#### How to complete this task:
The entries that follow should be repeated exactly, with no pictures kept.

=== Supplied data ===

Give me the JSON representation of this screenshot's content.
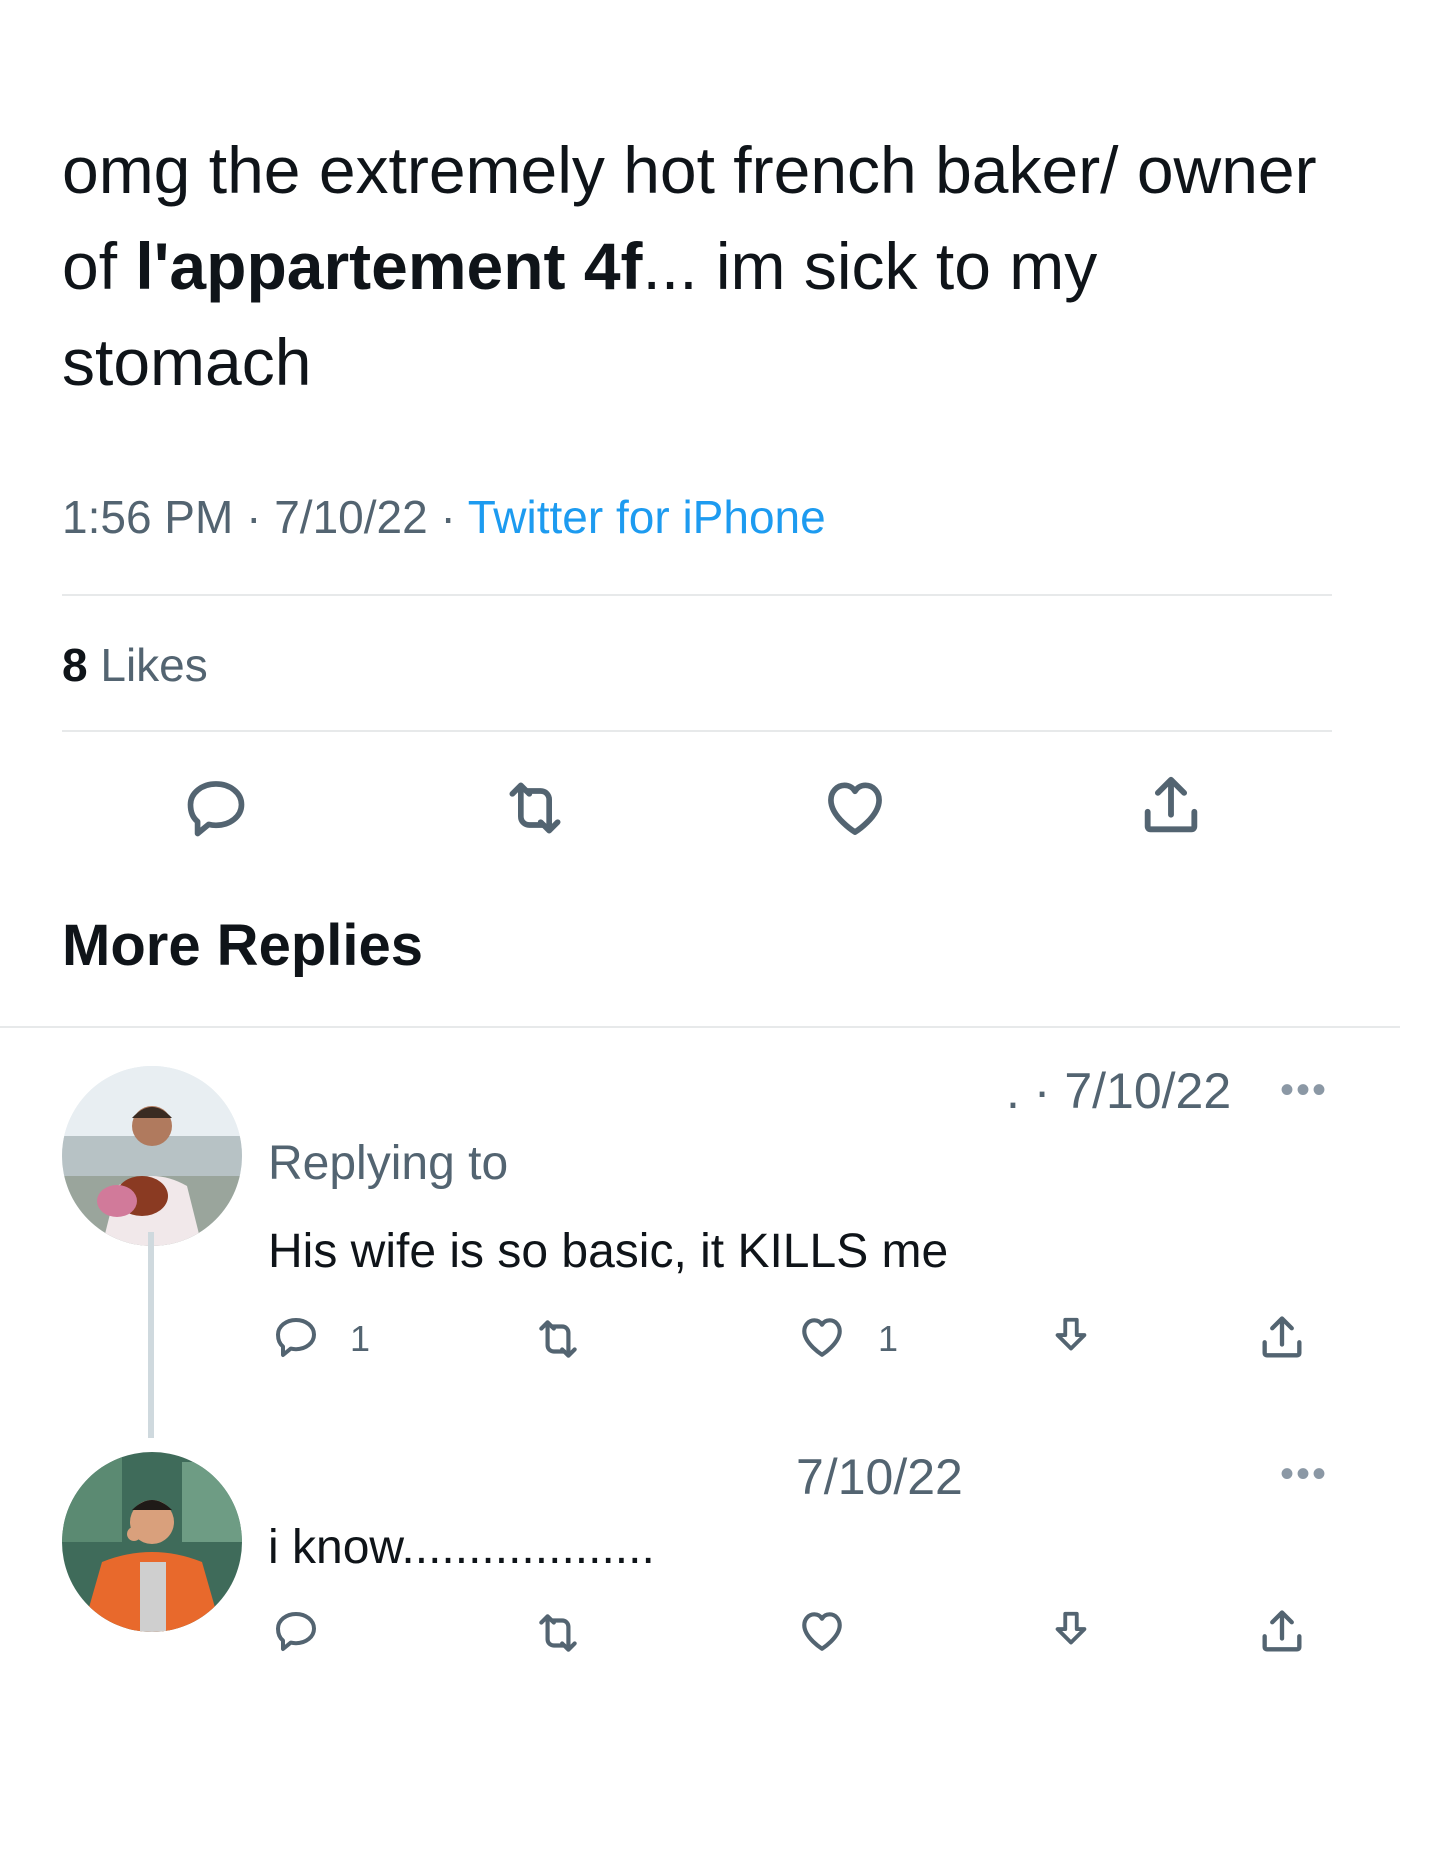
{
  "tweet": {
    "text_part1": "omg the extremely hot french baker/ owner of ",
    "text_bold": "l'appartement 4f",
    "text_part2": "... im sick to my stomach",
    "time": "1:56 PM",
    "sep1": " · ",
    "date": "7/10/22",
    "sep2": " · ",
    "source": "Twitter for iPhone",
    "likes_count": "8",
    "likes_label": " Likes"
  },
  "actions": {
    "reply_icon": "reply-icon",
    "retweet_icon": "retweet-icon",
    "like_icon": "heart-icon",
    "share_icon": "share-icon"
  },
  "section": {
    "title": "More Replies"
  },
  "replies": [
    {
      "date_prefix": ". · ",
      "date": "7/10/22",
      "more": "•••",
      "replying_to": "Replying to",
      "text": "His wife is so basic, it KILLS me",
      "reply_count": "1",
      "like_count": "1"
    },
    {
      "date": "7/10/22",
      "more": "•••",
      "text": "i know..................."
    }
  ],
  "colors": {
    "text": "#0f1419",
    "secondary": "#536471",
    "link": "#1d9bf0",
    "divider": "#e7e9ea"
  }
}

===

#### Problem solution:
Give me the JSON representation of this screenshot's content.
{
  "tweet": {
    "text_part1": "omg the extremely hot french baker/ owner of ",
    "text_bold": "l'appartement 4f",
    "text_part2": "... im sick to my stomach",
    "time": "1:56 PM",
    "sep1": " · ",
    "date": "7/10/22",
    "sep2": " · ",
    "source": "Twitter for iPhone",
    "likes_count": "8",
    "likes_label": " Likes"
  },
  "actions": {
    "reply_icon": "reply-icon",
    "retweet_icon": "retweet-icon",
    "like_icon": "heart-icon",
    "share_icon": "share-icon"
  },
  "section": {
    "title": "More Replies"
  },
  "replies": [
    {
      "date_prefix": ". · ",
      "date": "7/10/22",
      "more": "•••",
      "replying_to": "Replying to",
      "text": "His wife is so basic, it KILLS me",
      "reply_count": "1",
      "like_count": "1"
    },
    {
      "date": "7/10/22",
      "more": "•••",
      "text": "i know..................."
    }
  ],
  "colors": {
    "text": "#0f1419",
    "secondary": "#536471",
    "link": "#1d9bf0",
    "divider": "#e7e9ea"
  }
}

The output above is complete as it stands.